A-26B S/N 43-7140 “Texas Special”

Military Service:

  • January 4, 1945 to November 13, 1945
    • 127th Base Unit at Florence S.C.
  • November 13, 1945 to September 1948
    • 4160th Base Unit Air Material Command Hobbs Field N.M.
  • September 1948  to March 13, 1950
    • 4127th Base Unit Air Material Command McLellan AFB. CA
  • March 13, 1950
    • Stricken from USAF inventory, sold on civilian market

 Civilian Service:

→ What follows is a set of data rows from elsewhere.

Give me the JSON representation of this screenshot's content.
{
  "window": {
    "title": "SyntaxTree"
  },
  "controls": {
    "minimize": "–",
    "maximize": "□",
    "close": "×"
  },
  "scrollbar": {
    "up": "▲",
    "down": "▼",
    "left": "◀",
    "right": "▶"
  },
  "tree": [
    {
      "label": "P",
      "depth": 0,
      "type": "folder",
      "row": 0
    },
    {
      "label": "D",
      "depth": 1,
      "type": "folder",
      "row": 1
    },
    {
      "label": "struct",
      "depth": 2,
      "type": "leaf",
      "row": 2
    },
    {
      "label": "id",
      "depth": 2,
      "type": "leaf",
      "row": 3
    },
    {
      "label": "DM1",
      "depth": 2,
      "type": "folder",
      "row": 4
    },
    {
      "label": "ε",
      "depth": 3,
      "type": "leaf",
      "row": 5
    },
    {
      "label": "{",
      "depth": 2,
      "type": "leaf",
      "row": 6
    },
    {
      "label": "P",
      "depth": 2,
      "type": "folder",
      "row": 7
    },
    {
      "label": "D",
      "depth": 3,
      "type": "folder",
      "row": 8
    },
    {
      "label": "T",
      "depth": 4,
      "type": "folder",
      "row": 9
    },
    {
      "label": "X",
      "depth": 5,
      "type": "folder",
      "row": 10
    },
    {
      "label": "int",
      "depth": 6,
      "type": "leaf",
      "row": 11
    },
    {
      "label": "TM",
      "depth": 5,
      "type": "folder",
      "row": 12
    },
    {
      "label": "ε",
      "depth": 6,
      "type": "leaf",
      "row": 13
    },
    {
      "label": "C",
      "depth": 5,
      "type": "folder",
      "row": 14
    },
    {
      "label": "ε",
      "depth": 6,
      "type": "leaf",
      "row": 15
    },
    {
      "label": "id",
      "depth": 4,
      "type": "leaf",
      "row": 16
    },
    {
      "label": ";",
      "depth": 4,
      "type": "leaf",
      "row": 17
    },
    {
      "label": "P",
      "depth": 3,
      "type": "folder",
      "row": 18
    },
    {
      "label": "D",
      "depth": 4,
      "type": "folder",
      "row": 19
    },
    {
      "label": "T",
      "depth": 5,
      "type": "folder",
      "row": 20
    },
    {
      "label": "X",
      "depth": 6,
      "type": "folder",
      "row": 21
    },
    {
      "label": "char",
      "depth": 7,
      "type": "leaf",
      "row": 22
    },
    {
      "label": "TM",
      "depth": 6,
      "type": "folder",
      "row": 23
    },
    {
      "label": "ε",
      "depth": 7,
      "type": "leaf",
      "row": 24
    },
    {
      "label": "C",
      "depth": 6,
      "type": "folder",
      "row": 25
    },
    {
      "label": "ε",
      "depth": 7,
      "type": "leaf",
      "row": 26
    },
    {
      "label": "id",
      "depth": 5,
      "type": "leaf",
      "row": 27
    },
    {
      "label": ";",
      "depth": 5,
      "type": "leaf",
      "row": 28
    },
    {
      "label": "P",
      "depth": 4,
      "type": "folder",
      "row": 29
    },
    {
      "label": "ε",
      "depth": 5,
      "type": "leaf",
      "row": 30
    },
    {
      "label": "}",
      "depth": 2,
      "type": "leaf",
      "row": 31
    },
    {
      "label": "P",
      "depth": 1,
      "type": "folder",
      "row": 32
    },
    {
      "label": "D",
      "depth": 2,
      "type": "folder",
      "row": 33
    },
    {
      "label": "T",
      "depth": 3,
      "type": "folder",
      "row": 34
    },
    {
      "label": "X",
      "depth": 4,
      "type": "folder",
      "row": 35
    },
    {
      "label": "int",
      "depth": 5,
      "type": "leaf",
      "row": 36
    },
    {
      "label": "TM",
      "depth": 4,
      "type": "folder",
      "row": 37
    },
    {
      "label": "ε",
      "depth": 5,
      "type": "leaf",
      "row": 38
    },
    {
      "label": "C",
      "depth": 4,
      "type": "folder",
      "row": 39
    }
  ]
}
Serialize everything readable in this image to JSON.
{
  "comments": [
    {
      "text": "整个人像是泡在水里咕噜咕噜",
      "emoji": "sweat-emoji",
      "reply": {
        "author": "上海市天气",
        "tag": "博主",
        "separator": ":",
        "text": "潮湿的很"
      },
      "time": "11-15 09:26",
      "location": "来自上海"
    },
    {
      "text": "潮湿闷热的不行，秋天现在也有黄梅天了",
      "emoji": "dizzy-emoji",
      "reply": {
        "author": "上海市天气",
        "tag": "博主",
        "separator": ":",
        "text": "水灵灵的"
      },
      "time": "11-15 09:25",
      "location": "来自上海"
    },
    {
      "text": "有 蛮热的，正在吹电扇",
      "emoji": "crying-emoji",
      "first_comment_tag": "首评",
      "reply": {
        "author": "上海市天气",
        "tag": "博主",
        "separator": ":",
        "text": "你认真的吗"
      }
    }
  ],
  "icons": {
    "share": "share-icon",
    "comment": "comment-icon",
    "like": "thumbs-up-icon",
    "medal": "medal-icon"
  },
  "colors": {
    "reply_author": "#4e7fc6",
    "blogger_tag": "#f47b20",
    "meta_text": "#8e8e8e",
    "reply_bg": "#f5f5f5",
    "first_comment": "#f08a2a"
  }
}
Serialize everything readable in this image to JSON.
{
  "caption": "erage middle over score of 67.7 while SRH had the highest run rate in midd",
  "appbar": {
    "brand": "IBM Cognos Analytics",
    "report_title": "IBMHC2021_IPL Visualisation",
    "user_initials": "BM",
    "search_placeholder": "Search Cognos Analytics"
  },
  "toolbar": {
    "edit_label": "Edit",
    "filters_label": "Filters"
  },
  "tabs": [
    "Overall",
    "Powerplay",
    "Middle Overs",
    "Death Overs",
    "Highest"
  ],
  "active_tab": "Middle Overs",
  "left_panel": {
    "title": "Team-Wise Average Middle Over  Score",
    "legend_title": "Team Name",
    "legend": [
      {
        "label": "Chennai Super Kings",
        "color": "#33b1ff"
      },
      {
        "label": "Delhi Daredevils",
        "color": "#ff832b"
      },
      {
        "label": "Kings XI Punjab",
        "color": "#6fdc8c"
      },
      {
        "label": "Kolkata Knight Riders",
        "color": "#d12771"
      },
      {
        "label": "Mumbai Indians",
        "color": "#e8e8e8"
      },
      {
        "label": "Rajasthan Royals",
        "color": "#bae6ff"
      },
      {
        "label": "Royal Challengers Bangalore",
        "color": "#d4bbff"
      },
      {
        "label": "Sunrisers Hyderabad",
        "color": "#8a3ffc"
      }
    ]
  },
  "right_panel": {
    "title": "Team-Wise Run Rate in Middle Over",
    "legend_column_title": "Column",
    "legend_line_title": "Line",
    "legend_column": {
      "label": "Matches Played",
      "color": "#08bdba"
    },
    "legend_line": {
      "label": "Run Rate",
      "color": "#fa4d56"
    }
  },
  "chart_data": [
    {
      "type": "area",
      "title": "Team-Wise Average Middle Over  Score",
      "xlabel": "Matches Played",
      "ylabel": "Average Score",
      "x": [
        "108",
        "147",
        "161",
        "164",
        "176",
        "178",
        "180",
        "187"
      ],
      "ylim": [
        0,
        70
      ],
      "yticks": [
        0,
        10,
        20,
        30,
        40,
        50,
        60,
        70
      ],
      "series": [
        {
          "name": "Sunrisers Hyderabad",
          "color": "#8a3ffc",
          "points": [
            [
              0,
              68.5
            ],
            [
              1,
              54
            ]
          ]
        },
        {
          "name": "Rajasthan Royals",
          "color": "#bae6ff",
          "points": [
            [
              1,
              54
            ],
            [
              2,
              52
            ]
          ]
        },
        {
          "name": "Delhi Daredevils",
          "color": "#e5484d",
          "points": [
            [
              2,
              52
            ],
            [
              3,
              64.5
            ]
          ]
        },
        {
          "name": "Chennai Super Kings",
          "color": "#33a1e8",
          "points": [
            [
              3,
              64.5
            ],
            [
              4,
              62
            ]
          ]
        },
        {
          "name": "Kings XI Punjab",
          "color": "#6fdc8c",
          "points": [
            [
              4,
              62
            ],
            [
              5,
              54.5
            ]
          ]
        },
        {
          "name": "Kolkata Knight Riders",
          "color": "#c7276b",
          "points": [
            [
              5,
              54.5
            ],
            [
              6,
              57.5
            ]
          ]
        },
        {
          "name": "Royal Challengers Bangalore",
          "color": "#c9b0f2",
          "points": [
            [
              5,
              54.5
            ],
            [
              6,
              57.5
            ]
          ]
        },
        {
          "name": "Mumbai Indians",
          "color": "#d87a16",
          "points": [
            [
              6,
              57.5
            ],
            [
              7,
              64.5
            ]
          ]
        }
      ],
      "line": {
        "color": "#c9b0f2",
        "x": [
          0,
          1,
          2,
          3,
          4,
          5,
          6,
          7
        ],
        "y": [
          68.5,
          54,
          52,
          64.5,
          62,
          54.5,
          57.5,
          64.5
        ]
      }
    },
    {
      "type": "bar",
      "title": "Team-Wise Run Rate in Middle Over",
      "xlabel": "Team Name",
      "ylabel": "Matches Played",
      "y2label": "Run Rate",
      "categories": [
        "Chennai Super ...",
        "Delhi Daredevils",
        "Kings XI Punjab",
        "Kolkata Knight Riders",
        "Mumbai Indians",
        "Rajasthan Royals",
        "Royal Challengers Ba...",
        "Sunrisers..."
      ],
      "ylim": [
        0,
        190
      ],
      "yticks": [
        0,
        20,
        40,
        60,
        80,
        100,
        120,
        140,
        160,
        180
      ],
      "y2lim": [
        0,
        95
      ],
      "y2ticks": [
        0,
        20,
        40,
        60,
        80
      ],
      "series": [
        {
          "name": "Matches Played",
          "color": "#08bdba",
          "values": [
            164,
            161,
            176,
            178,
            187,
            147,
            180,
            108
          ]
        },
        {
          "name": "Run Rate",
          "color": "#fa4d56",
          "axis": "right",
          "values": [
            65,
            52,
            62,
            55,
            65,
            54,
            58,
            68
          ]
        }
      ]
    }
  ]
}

  • March 13, 1950 to January 1952
    • Storage
  • January 1952
    • Alex Oser, a scrap dealer bought it and 13 other A-26‘s
  • March 19, 1952
    • Sold to Texas Railway Equipment Co. of Houston
  • April 1953
    • Converted to executive transport by Grand Central Aircraft Co.Glendale, CA
    • Completely disassembled and all systems inspected, repaired or overhauled.
  • December 30, 1961
    • Purchased by Barnwell Drilling Company Shreveport, LA
    • It is said that former Presidents Lyndon B. Johnson had flown on the aircraft as well as Jack Kennedy during this time.
  • February 7, 1967
    • John Barnwell traded 43-7140 for a larger Convair 240
  • April 19, 1967
    • Flight Test Research, Inc. Long Beach, CA purchased for $15,000.00.
    • 43-7140 went home to where it was built 25 years earlier.
  • 1972 to 1977
    • Ownership history and uses are a little sketchy, but they must have been interesting since the aircraft was seized from drug-runners by T.L. Baker of the Potter Co. Sheriffs Dept in Amarillo on January 10, 1977. This occurred after a pilot had landed the aircraft on one engine and walked away from the airplane. This clearly made the authorities suspicious. A testament to this story is that at a particular air show a few years later, two gentlemen in dark sunglasses seemed rather intrigued by the airplane; finally one of the gentlemen approached a crew member and asked what color the aircraft had been before Ranger Wing acquired it. When told it was white with grey trim he   exclaimed, “My God it’s the “Grey Ghost! We chased that sucker up and down the Gulf Coast! Never could catch him. He’d drop down on the deck and throttle the engines up and leave us standing there!“. The two gentlemen were DEA agents.
  • December 21, 1977
    • Purchased by the Commemorative Air Force from Amarillo Sheriffs Dept.
  • August of 1982
    • Initial restoration by the CAF Ranger Wing
    • Members name it the “Spirit of Waco“
  • September 2009
    • 43-7140 is re-assigned to CAF HQ Midland Texas
  • January 2010
    • CAF HQ assigns A-26B 43-7140 to the Invader Squadron
  • January 2012
    • 43-7140 finally arrives at it’s new home with the Invader Squadron
    • Based at the Vintage Flying Museum
General characteristics:

  • Crew: 3
    • Pilot
    • Navigator/Bombardier
    • Gunner
  • Length: 50 ft. 0 in. (15.24 m)
  • Wingspan: 70 ft. 0 in. (21.34 m)
  • Height: 18 ft 3 in (5.64 m)
  • Empty weight: 22,850 lbs (10,385 kg)
  • Loaded weight: 27,600 lbs (12,519 kg)
  • Powerplant:
    • 2x PW R2800-27 “Double Wasp” 
    • Radial Engines @ 2000 hp each 

Performance:

  • Maximum speed: 365 mph (308 kts, 570 km/h)
  • Range: 1400 mi (1200 nmi, 2, 300 km)
  • Service ceiling: 22,000 ft (6,700 m)

Armament:

  • Guns:
    • Up to 8 .50 cal. (12.7 mm) M2 Browning machine guns in the nose
    • 8x. 50 cal. (12.7 mm) M2 machine guns paired in four optional under-wing pods
    • 2x .50 cal. (12.7 mm) M2 machine guns in remote-controlled dorsal turret
    • 2x .50 cal. (12.7 mm) M2 machine guns in remote-controlled ventral turret
  • Bombs:
    • 6,000 lb (2,700 kg) capacity
    • 4,000 lb (1,800 kg) internal bomb bay
    • 2,000 lb (910 kg) externally on the wings